The lecture by our former member Bernat Corominas-Murtra, now IST Austria, will take place at the Complexity Science Hub Vienna.
Is it the same a reliable transmission than a copy? This question, apparently superficial, turns out to be strikingly deep, and shakes the foundations of information theory: No measure explicitly accounting for the amount of bits copied in a given information exchange is part of the standard body of information theory. However, a general inspection of the modes of information transfer tells us that information can be transmitted in two qualitatively different
ways: by copying or by transformation. Copying occurs when messages are transmitted without modification, e.g., when an offspring receives an unaltered copy of a gene from its parent.
Transformation occurs when messages are modified systematically during transmission, e.g., when mutational biases occur during genetic replication. Standard information-theoretic measures do not distinguish these two modes of information transfer, although they may reflect different mechanisms and have different functional consequences. Starting from a few simple axioms, I will show a decomposition of mutual information into the information transmitted by copying versus the information transmitted by transformation. In addition, I will show how copy information can be interpreted as the minimal work needed by a physical copying process, which is relevant for understanding the physics of replication. The presented results apply to any system in which the fidelity of copying, rather than simple predictability, is of critical relevance.
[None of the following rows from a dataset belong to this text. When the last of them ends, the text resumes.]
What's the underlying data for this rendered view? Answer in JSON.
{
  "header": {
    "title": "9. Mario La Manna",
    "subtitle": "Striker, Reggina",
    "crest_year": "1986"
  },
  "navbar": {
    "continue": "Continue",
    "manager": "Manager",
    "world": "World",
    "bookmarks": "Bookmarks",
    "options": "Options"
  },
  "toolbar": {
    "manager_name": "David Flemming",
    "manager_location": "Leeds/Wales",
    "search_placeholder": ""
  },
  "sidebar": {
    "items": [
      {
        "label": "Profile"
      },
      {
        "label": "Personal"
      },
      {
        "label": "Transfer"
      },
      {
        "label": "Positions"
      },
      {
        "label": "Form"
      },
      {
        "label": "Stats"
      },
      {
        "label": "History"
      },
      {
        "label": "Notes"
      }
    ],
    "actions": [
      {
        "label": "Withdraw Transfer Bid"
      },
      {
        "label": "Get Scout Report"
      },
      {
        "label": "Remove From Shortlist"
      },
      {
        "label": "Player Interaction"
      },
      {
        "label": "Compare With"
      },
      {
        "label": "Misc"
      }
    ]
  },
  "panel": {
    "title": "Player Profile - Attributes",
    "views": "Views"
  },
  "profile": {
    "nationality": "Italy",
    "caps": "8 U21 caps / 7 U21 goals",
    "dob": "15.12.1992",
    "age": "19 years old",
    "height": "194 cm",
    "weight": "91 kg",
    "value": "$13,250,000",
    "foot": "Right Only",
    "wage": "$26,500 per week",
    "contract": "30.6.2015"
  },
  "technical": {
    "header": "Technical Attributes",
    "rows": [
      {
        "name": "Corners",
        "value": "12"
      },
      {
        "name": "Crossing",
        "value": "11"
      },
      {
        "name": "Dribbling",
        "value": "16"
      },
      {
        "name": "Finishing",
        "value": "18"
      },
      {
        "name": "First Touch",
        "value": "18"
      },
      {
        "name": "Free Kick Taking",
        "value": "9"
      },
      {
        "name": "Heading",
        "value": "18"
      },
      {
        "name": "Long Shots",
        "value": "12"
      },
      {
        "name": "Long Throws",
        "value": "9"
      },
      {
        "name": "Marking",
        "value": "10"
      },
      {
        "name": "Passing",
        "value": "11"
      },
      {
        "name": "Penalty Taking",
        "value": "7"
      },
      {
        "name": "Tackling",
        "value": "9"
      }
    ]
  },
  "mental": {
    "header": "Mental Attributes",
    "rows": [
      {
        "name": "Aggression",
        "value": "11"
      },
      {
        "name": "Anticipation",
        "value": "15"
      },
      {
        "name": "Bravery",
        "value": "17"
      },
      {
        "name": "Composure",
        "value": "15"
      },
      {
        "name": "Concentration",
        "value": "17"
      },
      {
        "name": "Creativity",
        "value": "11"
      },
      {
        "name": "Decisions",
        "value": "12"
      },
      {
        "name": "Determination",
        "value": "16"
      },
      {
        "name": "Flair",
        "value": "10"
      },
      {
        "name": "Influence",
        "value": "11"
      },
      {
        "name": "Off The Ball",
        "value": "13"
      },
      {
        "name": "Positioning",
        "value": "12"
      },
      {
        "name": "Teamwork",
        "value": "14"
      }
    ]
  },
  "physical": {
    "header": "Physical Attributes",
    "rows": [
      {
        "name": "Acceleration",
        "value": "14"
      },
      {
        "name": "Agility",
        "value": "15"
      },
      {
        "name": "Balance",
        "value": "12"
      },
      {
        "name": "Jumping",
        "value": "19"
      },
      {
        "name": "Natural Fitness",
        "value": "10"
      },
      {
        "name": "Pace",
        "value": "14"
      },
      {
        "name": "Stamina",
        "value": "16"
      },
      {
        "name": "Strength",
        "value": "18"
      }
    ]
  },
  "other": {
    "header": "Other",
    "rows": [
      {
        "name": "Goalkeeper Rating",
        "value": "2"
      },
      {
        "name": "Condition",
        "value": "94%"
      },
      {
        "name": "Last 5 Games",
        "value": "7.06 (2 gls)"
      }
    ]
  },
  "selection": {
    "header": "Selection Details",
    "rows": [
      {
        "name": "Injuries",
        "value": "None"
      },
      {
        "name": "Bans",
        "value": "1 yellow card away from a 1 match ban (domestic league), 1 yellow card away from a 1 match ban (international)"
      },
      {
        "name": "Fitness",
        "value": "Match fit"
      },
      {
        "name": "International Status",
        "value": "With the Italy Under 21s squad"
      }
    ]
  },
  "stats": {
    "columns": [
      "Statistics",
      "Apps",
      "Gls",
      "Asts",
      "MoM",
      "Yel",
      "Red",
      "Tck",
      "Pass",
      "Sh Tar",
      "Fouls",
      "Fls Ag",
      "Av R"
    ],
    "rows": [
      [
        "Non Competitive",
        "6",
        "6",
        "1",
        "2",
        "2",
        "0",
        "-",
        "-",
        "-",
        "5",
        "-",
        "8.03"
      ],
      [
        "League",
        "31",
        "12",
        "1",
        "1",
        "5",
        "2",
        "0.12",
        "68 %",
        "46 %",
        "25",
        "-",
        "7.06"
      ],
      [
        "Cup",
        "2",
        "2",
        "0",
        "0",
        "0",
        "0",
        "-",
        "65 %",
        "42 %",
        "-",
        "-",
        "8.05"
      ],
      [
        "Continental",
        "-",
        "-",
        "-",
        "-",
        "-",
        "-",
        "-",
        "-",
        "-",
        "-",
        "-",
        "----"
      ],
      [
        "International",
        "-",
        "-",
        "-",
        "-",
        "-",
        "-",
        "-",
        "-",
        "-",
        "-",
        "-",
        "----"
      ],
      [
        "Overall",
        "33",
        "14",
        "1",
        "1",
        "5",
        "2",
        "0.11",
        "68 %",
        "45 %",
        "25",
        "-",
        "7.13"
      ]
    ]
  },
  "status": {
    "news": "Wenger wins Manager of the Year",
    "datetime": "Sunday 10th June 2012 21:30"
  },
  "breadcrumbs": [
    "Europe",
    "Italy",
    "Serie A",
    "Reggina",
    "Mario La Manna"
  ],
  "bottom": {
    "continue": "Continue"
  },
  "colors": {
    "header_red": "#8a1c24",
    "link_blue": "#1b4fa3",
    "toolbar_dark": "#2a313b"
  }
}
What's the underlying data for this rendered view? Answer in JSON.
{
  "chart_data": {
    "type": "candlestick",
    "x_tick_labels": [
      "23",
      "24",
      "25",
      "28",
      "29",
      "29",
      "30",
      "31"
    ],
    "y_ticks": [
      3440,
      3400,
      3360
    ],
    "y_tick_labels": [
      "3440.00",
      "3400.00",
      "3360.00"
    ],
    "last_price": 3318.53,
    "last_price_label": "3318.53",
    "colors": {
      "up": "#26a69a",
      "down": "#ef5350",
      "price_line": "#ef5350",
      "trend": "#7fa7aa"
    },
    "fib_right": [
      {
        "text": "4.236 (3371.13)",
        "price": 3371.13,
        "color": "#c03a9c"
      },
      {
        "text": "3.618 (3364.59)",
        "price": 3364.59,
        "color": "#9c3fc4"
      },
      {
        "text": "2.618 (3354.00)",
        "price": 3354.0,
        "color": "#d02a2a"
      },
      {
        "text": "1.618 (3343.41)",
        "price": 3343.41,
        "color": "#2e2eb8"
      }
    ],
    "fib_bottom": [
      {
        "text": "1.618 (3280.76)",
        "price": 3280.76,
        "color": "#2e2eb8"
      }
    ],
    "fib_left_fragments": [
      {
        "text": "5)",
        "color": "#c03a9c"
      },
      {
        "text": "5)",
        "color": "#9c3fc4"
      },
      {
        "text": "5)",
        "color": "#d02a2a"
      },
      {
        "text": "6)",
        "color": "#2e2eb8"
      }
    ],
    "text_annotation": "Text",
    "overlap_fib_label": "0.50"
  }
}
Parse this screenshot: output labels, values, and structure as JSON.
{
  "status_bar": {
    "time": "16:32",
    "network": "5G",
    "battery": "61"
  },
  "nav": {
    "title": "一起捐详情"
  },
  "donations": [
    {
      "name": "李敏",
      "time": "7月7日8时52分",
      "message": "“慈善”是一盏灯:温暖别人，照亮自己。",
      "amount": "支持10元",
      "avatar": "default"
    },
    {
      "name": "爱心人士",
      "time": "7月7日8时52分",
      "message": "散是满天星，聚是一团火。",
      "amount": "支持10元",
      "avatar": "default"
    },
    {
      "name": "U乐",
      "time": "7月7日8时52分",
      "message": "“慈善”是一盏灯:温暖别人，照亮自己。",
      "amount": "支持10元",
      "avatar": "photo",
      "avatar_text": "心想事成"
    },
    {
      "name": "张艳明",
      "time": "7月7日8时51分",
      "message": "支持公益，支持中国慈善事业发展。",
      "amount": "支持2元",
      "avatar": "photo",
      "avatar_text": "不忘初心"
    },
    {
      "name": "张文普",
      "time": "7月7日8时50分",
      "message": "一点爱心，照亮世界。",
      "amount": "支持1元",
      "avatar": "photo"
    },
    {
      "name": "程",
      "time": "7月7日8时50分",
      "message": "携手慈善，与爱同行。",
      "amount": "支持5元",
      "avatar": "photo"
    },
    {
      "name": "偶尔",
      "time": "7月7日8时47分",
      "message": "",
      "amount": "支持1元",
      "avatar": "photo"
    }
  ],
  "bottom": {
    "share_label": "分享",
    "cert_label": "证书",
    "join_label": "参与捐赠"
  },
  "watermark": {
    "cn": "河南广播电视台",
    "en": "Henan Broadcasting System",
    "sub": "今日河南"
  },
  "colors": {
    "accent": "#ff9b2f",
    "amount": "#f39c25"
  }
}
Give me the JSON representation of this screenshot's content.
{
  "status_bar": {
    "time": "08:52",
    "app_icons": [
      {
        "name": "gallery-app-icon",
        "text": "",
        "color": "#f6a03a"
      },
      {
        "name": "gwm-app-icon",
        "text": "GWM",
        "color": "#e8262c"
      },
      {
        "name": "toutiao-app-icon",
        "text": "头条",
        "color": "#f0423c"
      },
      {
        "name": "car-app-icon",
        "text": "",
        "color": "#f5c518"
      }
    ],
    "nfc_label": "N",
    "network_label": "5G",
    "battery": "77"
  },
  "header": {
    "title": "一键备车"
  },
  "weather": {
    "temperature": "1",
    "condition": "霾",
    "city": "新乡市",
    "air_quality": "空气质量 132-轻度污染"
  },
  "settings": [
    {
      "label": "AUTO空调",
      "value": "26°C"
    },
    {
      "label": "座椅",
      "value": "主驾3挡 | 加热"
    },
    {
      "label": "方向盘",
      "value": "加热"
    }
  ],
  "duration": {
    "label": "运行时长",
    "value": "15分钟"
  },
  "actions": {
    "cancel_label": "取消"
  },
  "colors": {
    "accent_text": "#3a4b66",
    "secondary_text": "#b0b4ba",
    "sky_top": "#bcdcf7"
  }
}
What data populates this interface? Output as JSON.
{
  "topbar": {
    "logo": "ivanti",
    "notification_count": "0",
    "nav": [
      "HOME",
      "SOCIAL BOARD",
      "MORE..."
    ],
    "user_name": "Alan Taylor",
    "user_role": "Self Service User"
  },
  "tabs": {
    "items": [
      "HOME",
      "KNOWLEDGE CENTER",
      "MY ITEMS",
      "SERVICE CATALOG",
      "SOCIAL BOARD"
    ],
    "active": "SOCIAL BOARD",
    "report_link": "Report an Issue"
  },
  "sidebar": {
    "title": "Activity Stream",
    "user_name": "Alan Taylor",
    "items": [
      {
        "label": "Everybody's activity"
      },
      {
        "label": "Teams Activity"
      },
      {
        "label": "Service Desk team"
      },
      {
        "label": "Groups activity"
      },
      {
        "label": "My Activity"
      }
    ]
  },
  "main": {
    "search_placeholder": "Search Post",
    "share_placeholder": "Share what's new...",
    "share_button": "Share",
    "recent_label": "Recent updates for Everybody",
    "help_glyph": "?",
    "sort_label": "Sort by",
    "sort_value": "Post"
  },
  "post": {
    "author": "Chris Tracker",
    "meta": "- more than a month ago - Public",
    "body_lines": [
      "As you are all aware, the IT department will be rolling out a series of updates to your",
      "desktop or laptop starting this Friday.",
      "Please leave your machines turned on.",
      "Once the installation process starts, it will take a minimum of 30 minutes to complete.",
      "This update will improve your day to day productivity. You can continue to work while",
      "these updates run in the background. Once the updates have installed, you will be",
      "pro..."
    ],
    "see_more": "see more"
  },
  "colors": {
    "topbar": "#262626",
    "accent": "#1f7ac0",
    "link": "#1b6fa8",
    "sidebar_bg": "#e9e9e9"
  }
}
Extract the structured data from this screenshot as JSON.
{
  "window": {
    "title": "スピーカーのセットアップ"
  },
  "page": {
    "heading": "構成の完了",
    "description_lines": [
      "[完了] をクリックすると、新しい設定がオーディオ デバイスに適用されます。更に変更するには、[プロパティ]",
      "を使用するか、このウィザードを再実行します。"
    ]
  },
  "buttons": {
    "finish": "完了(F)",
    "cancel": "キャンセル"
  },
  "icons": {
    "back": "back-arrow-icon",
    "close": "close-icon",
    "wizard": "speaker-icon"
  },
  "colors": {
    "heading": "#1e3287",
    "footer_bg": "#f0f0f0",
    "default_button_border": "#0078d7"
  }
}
This includes genetic replication, animal communication, unsupervised machine learning or the evolution of artificial codes.
If you are interested in participating, please email to email@example.com.